  • $100 million allocated to increasing women’s access to healthcare, including $34.3 million to support 20 Women’s Health Centres providing health and mental health services for women.
  • $3 billion over four years on investments in Western Sydney hospitals.
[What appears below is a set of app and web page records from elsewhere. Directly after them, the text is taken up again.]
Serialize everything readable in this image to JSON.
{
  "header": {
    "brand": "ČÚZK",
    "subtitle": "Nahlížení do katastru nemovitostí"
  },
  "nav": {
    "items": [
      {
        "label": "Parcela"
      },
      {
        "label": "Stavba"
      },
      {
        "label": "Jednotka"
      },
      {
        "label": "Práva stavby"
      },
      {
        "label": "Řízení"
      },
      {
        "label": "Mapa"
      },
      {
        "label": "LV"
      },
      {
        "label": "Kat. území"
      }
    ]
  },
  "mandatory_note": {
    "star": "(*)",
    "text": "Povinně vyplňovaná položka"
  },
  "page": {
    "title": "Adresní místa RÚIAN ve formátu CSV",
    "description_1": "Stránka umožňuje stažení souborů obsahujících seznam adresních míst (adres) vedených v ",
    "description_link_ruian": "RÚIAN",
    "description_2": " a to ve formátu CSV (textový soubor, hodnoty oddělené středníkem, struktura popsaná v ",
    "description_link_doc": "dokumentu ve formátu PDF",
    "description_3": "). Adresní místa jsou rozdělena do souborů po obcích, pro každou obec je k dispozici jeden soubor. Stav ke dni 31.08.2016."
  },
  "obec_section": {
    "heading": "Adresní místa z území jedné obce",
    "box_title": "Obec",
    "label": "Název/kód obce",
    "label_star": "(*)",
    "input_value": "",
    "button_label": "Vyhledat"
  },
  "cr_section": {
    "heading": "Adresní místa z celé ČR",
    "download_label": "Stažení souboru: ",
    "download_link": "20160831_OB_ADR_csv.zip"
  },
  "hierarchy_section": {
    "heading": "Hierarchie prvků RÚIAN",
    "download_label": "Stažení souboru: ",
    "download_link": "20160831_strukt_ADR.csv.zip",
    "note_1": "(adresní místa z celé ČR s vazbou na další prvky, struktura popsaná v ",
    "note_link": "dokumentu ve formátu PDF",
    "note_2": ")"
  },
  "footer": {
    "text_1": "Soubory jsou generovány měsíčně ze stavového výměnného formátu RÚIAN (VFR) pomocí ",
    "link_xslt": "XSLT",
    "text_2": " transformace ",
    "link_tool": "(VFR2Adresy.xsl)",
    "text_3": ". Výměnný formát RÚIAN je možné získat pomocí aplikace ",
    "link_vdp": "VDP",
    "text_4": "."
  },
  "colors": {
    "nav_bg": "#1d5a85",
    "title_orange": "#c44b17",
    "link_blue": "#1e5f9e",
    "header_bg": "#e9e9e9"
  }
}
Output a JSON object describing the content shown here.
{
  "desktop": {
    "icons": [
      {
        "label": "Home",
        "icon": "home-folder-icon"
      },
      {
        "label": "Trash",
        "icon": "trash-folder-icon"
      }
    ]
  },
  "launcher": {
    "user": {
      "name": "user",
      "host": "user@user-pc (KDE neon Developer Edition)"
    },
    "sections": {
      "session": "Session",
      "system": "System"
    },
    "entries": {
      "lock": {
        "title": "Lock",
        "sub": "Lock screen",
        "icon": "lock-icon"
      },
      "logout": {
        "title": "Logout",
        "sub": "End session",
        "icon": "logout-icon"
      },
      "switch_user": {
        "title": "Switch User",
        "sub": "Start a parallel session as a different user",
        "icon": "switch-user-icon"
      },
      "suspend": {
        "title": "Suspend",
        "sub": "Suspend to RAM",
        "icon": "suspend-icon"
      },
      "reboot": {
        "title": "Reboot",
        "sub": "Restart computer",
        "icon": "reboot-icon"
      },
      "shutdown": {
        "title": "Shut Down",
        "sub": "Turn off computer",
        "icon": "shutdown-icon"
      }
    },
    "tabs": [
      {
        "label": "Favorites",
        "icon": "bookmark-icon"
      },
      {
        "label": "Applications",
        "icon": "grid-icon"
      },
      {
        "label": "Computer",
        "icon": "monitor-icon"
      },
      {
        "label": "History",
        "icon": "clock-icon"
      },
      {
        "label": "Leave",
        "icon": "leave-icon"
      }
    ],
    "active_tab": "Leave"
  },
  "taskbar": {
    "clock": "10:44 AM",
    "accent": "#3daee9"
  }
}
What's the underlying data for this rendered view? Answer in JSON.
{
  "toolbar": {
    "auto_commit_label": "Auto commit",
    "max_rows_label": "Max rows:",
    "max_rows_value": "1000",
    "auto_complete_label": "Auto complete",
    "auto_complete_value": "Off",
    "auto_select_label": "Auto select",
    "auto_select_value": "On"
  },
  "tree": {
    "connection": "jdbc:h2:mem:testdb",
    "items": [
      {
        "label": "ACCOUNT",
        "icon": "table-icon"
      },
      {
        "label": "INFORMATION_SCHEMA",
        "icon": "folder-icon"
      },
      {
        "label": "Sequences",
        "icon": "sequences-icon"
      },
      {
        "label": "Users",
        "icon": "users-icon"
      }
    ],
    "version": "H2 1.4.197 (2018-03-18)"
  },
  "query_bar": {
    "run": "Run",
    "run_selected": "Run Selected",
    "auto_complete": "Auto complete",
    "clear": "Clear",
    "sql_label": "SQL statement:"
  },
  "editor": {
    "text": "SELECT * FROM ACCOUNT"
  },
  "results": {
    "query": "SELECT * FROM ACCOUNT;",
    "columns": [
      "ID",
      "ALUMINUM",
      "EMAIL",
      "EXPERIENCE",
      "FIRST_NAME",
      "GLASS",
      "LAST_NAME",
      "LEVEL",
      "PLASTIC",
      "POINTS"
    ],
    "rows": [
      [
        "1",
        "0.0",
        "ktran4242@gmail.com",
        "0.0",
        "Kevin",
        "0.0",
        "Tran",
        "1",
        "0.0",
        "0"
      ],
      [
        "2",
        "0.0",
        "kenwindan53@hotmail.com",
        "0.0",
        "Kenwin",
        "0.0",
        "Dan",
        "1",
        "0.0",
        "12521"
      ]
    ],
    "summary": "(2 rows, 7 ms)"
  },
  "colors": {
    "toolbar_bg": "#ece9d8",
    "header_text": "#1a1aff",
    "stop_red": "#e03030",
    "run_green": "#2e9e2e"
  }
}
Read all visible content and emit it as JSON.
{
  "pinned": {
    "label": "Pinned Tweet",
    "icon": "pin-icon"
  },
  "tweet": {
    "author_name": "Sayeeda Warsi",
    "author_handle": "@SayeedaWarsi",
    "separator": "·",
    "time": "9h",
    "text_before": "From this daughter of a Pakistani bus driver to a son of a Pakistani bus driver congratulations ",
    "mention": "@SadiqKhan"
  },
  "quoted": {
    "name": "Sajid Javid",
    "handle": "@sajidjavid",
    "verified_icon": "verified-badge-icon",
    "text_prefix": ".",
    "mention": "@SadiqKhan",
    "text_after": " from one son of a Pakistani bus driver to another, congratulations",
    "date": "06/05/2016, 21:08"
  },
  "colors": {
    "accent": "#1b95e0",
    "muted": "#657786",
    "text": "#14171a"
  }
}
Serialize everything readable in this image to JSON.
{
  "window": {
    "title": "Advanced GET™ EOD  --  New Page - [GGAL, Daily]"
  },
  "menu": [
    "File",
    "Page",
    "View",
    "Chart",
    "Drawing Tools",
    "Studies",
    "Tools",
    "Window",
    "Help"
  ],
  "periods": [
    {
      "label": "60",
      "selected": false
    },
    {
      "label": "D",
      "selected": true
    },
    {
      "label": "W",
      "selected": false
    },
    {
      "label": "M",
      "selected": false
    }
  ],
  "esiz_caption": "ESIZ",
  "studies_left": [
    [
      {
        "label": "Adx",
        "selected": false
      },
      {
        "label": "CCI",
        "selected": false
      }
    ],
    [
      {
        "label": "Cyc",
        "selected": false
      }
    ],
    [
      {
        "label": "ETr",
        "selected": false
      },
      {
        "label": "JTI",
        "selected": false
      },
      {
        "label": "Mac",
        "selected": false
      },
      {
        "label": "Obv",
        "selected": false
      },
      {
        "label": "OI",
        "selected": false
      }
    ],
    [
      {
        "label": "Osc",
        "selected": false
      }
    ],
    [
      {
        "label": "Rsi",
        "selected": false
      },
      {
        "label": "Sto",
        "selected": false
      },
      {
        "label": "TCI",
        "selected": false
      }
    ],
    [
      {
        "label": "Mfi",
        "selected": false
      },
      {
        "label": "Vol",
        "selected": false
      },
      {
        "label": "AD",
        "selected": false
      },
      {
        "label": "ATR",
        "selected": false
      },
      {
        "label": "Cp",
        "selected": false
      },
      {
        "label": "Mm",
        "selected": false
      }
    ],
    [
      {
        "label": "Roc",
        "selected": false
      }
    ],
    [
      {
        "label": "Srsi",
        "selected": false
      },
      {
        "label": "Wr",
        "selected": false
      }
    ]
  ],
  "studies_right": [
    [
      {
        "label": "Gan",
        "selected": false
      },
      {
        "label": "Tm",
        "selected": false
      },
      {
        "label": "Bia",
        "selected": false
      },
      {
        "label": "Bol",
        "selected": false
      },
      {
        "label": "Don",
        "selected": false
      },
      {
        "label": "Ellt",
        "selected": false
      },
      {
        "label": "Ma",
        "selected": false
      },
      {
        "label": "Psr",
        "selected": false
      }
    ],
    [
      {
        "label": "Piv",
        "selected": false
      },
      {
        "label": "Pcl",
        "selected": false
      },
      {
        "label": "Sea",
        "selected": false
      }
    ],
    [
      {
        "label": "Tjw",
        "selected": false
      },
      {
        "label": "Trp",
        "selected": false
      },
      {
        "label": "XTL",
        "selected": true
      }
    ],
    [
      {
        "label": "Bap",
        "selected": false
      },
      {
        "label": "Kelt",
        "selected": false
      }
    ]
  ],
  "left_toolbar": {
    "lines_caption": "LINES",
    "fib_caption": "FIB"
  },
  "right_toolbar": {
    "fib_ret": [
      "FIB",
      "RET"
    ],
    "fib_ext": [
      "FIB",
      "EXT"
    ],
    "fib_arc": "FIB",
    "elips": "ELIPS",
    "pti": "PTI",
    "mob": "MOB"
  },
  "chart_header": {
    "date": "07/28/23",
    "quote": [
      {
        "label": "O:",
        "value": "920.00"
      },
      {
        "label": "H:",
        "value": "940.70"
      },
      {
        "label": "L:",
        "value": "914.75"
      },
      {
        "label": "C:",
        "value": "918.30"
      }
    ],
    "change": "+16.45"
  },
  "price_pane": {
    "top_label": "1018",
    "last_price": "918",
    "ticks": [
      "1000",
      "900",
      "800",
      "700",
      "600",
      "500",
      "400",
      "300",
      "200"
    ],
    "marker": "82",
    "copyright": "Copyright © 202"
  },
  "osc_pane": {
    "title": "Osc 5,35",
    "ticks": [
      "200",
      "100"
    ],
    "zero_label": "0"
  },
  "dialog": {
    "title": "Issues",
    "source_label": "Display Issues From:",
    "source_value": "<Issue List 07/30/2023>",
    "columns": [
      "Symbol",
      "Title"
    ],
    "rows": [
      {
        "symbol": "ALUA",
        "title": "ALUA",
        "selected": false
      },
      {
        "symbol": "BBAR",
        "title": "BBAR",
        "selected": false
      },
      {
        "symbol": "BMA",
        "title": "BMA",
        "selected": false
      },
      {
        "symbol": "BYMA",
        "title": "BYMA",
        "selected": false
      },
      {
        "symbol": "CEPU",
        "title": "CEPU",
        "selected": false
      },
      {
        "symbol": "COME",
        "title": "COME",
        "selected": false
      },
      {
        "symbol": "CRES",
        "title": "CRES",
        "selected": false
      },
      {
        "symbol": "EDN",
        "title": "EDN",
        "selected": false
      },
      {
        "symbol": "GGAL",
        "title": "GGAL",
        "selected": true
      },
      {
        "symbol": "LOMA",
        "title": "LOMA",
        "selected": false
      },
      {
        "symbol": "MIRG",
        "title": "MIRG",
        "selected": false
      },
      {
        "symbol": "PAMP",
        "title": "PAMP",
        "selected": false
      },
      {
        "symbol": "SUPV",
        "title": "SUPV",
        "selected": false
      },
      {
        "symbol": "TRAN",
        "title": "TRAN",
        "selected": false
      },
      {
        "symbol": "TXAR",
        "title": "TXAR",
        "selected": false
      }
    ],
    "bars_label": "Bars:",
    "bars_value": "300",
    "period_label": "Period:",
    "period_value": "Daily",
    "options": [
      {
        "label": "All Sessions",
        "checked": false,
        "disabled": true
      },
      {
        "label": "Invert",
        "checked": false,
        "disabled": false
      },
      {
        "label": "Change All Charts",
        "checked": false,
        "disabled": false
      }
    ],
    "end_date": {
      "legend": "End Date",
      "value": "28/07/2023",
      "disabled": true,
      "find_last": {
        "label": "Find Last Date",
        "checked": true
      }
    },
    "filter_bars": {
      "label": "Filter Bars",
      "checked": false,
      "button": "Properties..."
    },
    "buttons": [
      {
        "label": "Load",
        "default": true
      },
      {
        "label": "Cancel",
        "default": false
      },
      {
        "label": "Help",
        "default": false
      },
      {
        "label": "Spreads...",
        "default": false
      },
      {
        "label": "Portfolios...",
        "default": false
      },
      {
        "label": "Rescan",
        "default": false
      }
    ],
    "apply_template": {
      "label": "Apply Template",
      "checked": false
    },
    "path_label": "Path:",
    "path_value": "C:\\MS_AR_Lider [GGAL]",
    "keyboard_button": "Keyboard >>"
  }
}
This includes funding to build the Rouse Hill Hospital and to build the Bankstown-Lidcombe Hospital on a new site.
  • $3.8 billion will support new and upgraded regional health facilities.
  • $419.1 million for an additional 1,200 nurses.
  • $572.3 million over three years to enable 1,112 full-time equivalent nurses and midwives whose positions were funded temporarily to June 2024 to be made permanent.
  • $121.9 million over 5 years in study subsidies in study subsidies for healthcare students.
  • Each health worker will receive a $3,500 pay rise.


Transport and Infrastructure

The NSW Government unveiled an investment of $72.3 billion for transport and infrastructure-related budget measures, including:

  • $7.9 billion over four years for six new Metro stations to service the future Western Sydney International Airport.
  • $1 billion in Sydney Metro City and Southwest.
  • $60 million investment in the Active Transport Infrastructure Program to expand cycleway networks and increase opportunities for walking.
  • $390 million for a Regional Emergency Road Repair Fund and $334 million for a Regional Roads Fund to build new roads and restore damaged roads in rural and regional areas.


Other Spending

Additional budgetary measures include:

  • Delivery on commitments to toll relief through a $615 million toll-relief program, and implementation of a $60 weekly toll cap for private motorists from 1 January 2024, and 33 per cent reduction in the truck toll multiplier on the M5 East and M8.
  • Establishment of a $3.6 billion Essential Services Fund to support public service improvements and higher wages by negotiating workplace changes.


The 2023 – 24 Budget Papers also include a Gender Equality Budget Statement that outlines commitments to enhance the economic opportunities for women in the state.

For full details on the 2023-24 New South Wales Budget, please click here.

For additional information or to arrange a briefing, please contact the Nexus Team on +61 2 9221 9255.